There Are Still Tensions

Even if we claim that religion has generally grown softer and is presented in more varied and less propositional terms, the traditional Protestant cognitive and dogmatic approach to religion is still present in Norway and other European countries. Aestheticization can still be associated with superficiality and lack of real commitment, such as in this biting extract from Olav Egil Aune, editor of culture in the national Christian newspaper Vdrt Land. Aune comments upon a multireligious Sacred Music Festival in the city of Drammen, under the heading 'Sacred Nonsense':

If we reduce ourselves to an audience, the sacred loses its power ... Ritual acts without deep roots ... are probably wasted. Window shopping in others' culture is probably best left to Saga Sun Travels ... Serious and demanding issues in all religions are reduced to zero, to a pleasure-sick piety, a sensual intoxication for people who will not take a risk.6

Aune's comment may be seen as an insistence on existential seriousness, possibly with a Protestant religion of difference heritage somewhere in the background. We may also see the shadow of the Danish philosopher Soren Kierkegaard (1987 [1843]) somewhere back there, with his ironic description of the aesthetic young man, living completely in the empire of the senses as a slave to his desires, finally feeling empty and bored after seeking pleasure all the time, and being allergic to any serious commitment.
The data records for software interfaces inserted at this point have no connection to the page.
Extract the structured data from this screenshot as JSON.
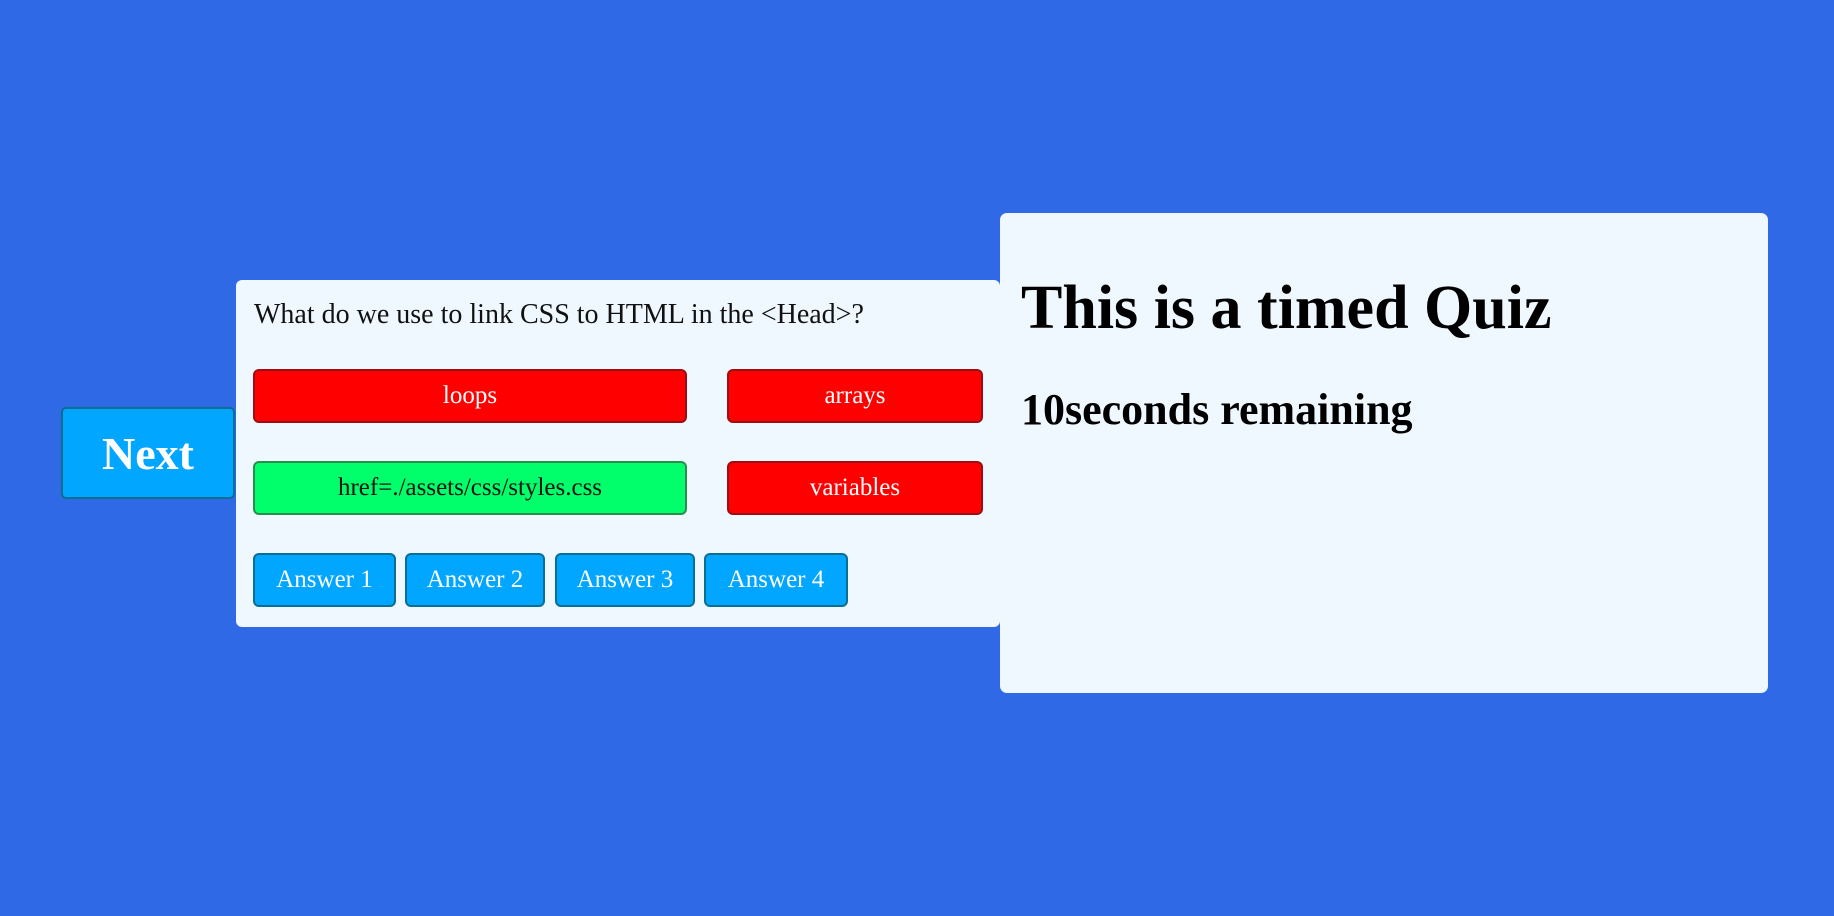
{
  "controls": {
    "next_label": "Next"
  },
  "quiz": {
    "question": "What do we use to link CSS to HTML in the <Head>?",
    "choices": [
      {
        "label": "loops",
        "status": "incorrect"
      },
      {
        "label": "arrays",
        "status": "incorrect"
      },
      {
        "label": "href=./assets/css/styles.css",
        "status": "correct"
      },
      {
        "label": "variables",
        "status": "incorrect"
      }
    ],
    "answer_buttons": [
      "Answer 1",
      "Answer 2",
      "Answer 3",
      "Answer 4"
    ]
  },
  "timer": {
    "title": "This is a timed Quiz",
    "remaining": "10seconds remaining"
  },
  "colors": {
    "page_background": "#3069e6",
    "card_background": "#eff7ff",
    "button_blue": "#00a6ff",
    "correct_green": "#00ff6a",
    "incorrect_red": "#ff0000"
  }
}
The same heritage may have contributed to the initial scepticism towards dance as an art form in churches, as studied by Hildegunn Schuff (2013).

Other concerns than moral and dogmatic may also create tensions. We have already mentioned Olsen's study of contemporary church buildings in Norway. Several church fires have occurred over the last 25 years in Norway, a few of them started by more or less dedicated Satanists, others because of outdated electrical wiring. In many of these cases, lively discussions have followed: should the church be built just as the old church was, and on the same site ? Or should one move the new church to a more central location and build a more functional church? Actually, the active congregation members have often been in favour of the functional alternative, while less regular churchgoers (although with a deep commitment to the church building) have supported the idea of copying the old and beautiful church.

From a sociological point of view, tensions over aestheticization can also be an issue between different professions. For instance, a more varied spectre of expressions in religious life may threaten the traditionally powerful position of the clergy. Ministers have usually been experts on the verbal dimensions of religion, and may lose influence when other dimensions come to the fore.

  • [1] Fadrelandsvennen, 7 May 2011. The Church of Norway is the Lutheran majority church in the country, with about 80 per cent of the population as members.
  • [2] This understanding of aestheticization is inspired by Herbert (2011)
  • [3] For these trends in the Norwegian literary field, see Gulliksen and Justnes (2014).
 
< Prev   CONTENTS   Next >